#### [Instructions to follow]
Look for the string "routing" in the material below. Copy every line where you find it.

#### [Supplied records]
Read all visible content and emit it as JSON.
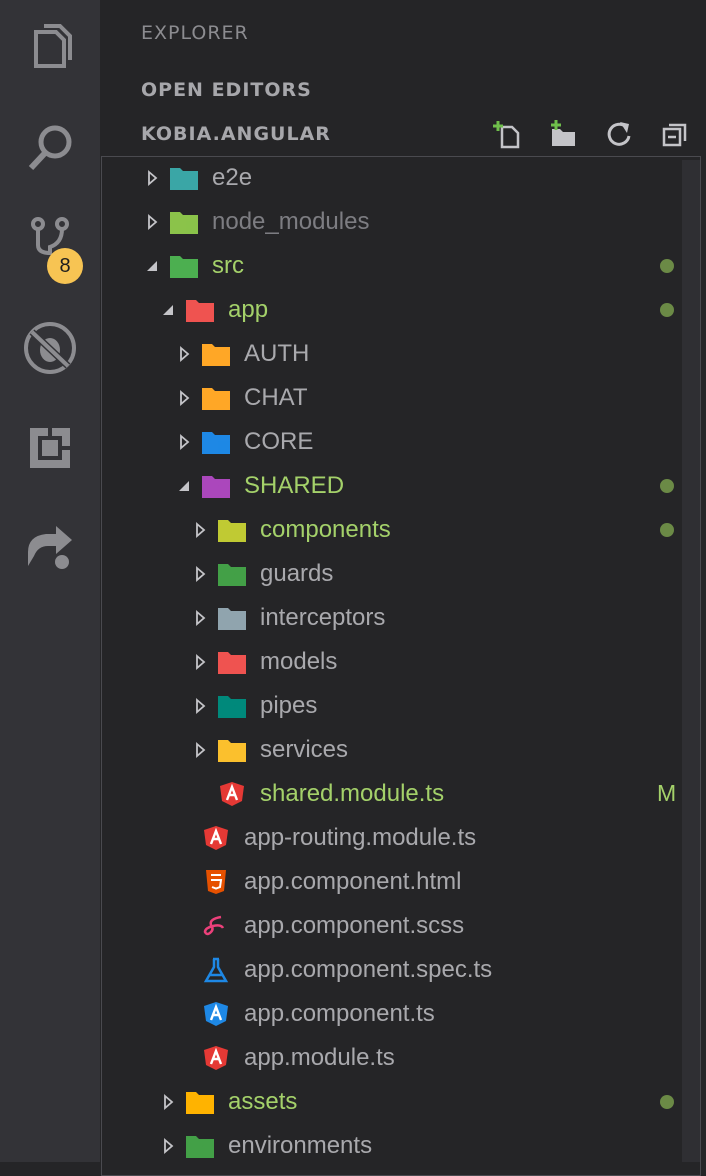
{
  "activity_bar": {
    "items": [
      {
        "icon": "files-icon"
      },
      {
        "icon": "search-icon"
      },
      {
        "icon": "source-control-icon",
        "badge": "8"
      },
      {
        "icon": "debug-disabled-icon"
      },
      {
        "icon": "extensions-icon"
      },
      {
        "icon": "remote-share-icon"
      }
    ]
  },
  "sidebar": {
    "title": "EXPLORER",
    "open_editors": "OPEN EDITORS",
    "project": "KOBIA.ANGULAR",
    "toolbar": [
      "new-file-icon",
      "new-folder-icon",
      "refresh-icon",
      "collapse-all-icon"
    ]
  },
  "tree": [
    {
      "name": "e2e",
      "depth": 0,
      "type": "folder",
      "expanded": false,
      "icon": "folder-e2e-icon",
      "color": "#3aa6a6",
      "status": ""
    },
    {
      "name": "node_modules",
      "depth": 0,
      "type": "folder",
      "expanded": false,
      "icon": "folder-node-icon",
      "color": "#8bc34a",
      "status": "",
      "dim": true
    },
    {
      "name": "src",
      "depth": 0,
      "type": "folder",
      "expanded": true,
      "icon": "folder-src-icon",
      "color": "#4caf50",
      "status": "dot"
    },
    {
      "name": "app",
      "depth": 1,
      "type": "folder",
      "expanded": true,
      "icon": "folder-app-icon",
      "color": "#ef5350",
      "status": "dot"
    },
    {
      "name": "AUTH",
      "depth": 2,
      "type": "folder",
      "expanded": false,
      "icon": "folder-auth-icon",
      "color": "#ffa726",
      "status": ""
    },
    {
      "name": "CHAT",
      "depth": 2,
      "type": "folder",
      "expanded": false,
      "icon": "folder-chat-icon",
      "color": "#ffa726",
      "status": ""
    },
    {
      "name": "CORE",
      "depth": 2,
      "type": "folder",
      "expanded": false,
      "icon": "folder-core-icon",
      "color": "#1e88e5",
      "status": ""
    },
    {
      "name": "SHARED",
      "depth": 2,
      "type": "folder",
      "expanded": true,
      "icon": "folder-shared-icon",
      "color": "#ab47bc",
      "status": "dot"
    },
    {
      "name": "components",
      "depth": 3,
      "type": "folder",
      "expanded": false,
      "icon": "folder-components-icon",
      "color": "#c0ca33",
      "status": "dot"
    },
    {
      "name": "guards",
      "depth": 3,
      "type": "folder",
      "expanded": false,
      "icon": "folder-guards-icon",
      "color": "#43a047",
      "status": ""
    },
    {
      "name": "interceptors",
      "depth": 3,
      "type": "folder",
      "expanded": false,
      "icon": "folder-icon",
      "color": "#90a4ae",
      "status": ""
    },
    {
      "name": "models",
      "depth": 3,
      "type": "folder",
      "expanded": false,
      "icon": "folder-models-icon",
      "color": "#ef5350",
      "status": ""
    },
    {
      "name": "pipes",
      "depth": 3,
      "type": "folder",
      "expanded": false,
      "icon": "folder-pipes-icon",
      "color": "#00897b",
      "status": ""
    },
    {
      "name": "services",
      "depth": 3,
      "type": "folder",
      "expanded": false,
      "icon": "folder-services-icon",
      "color": "#fbc02d",
      "status": ""
    },
    {
      "name": "shared.module.ts",
      "depth": 3,
      "type": "file",
      "icon": "angular-icon",
      "color": "#e53935",
      "status": "M"
    },
    {
      "name": "app-routing.module.ts",
      "depth": 2,
      "type": "file",
      "icon": "angular-routing-icon",
      "color": "#e53935",
      "status": ""
    },
    {
      "name": "app.component.html",
      "depth": 2,
      "type": "file",
      "icon": "html5-icon",
      "color": "#e65100",
      "status": ""
    },
    {
      "name": "app.component.scss",
      "depth": 2,
      "type": "file",
      "icon": "sass-icon",
      "color": "#ec407a",
      "status": ""
    },
    {
      "name": "app.component.spec.ts",
      "depth": 2,
      "type": "file",
      "icon": "test-flask-icon",
      "color": "#1e88e5",
      "status": ""
    },
    {
      "name": "app.component.ts",
      "depth": 2,
      "type": "file",
      "icon": "angular-component-icon",
      "color": "#1e88e5",
      "status": ""
    },
    {
      "name": "app.module.ts",
      "depth": 2,
      "type": "file",
      "icon": "angular-icon",
      "color": "#e53935",
      "status": ""
    },
    {
      "name": "assets",
      "depth": 1,
      "type": "folder",
      "expanded": false,
      "icon": "folder-assets-icon",
      "color": "#ffb300",
      "status": "dot"
    },
    {
      "name": "environments",
      "depth": 1,
      "type": "folder",
      "expanded": false,
      "icon": "folder-environment-icon",
      "color": "#43a047",
      "status": ""
    }
  ]
}
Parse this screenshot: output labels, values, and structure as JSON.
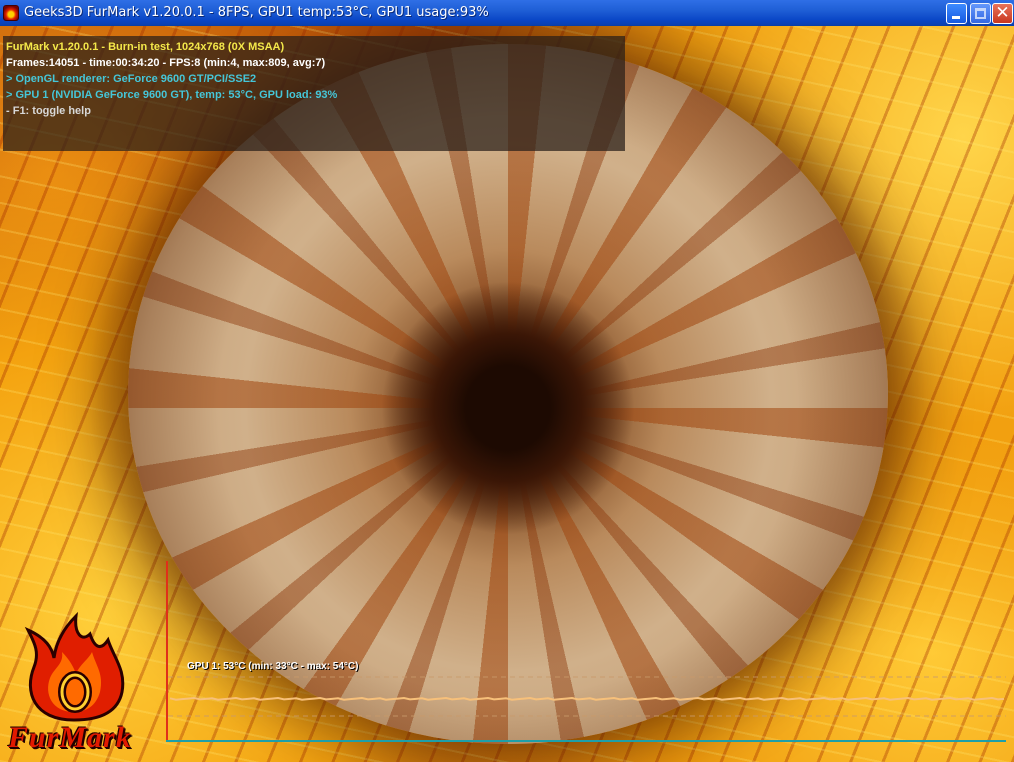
{
  "window": {
    "title": "Geeks3D FurMark v1.20.0.1 - 8FPS, GPU1 temp:53°C, GPU1 usage:93%",
    "controls": {
      "minimize": "minimize",
      "maximize": "maximize",
      "close": "close"
    }
  },
  "hud": {
    "lines": [
      "FurMark v1.20.0.1 - Burn-in test, 1024x768 (0X MSAA)",
      "Frames:14051 - time:00:34:20 - FPS:8 (min:4, max:809, avg:7)",
      "> OpenGL renderer: GeForce 9600 GT/PCI/SSE2",
      "> GPU 1 (NVIDIA GeForce 9600 GT), temp: 53°C, GPU load: 93%",
      "- F1: toggle help"
    ],
    "colors": {
      "title": "#f4e84a",
      "stats": "#ffffff",
      "info": "#45c6d8",
      "help": "#d8d8d8"
    }
  },
  "logo": {
    "text": "FurMark"
  },
  "gpu_graph": {
    "label": "GPU 1: 53°C (min: 33°C - max: 54°C)",
    "current_c": 53,
    "min_c": 33,
    "max_c": 54,
    "line_color": "#f7c07a",
    "axis_color": "#1e9fa8",
    "frame_color": "#e0301a"
  },
  "icons": [
    "furmark-app-icon",
    "minimize-icon",
    "maximize-icon",
    "close-icon",
    "furmark-flame-logo-icon"
  ]
}
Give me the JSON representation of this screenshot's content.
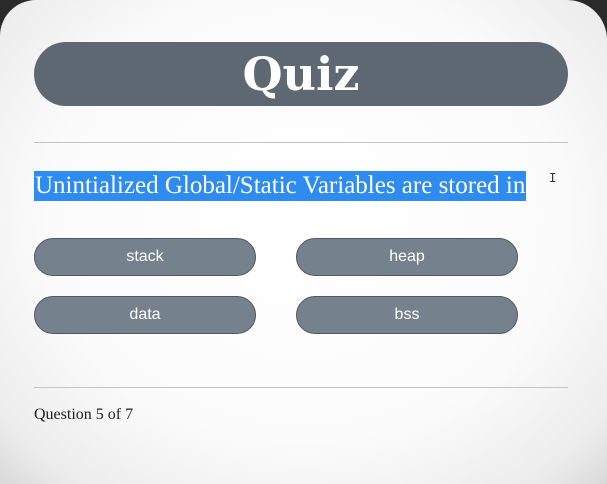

#### [Result of this exercise]
      "name": "app-routing.module.ts",
      "icon": "angular-routing-icon",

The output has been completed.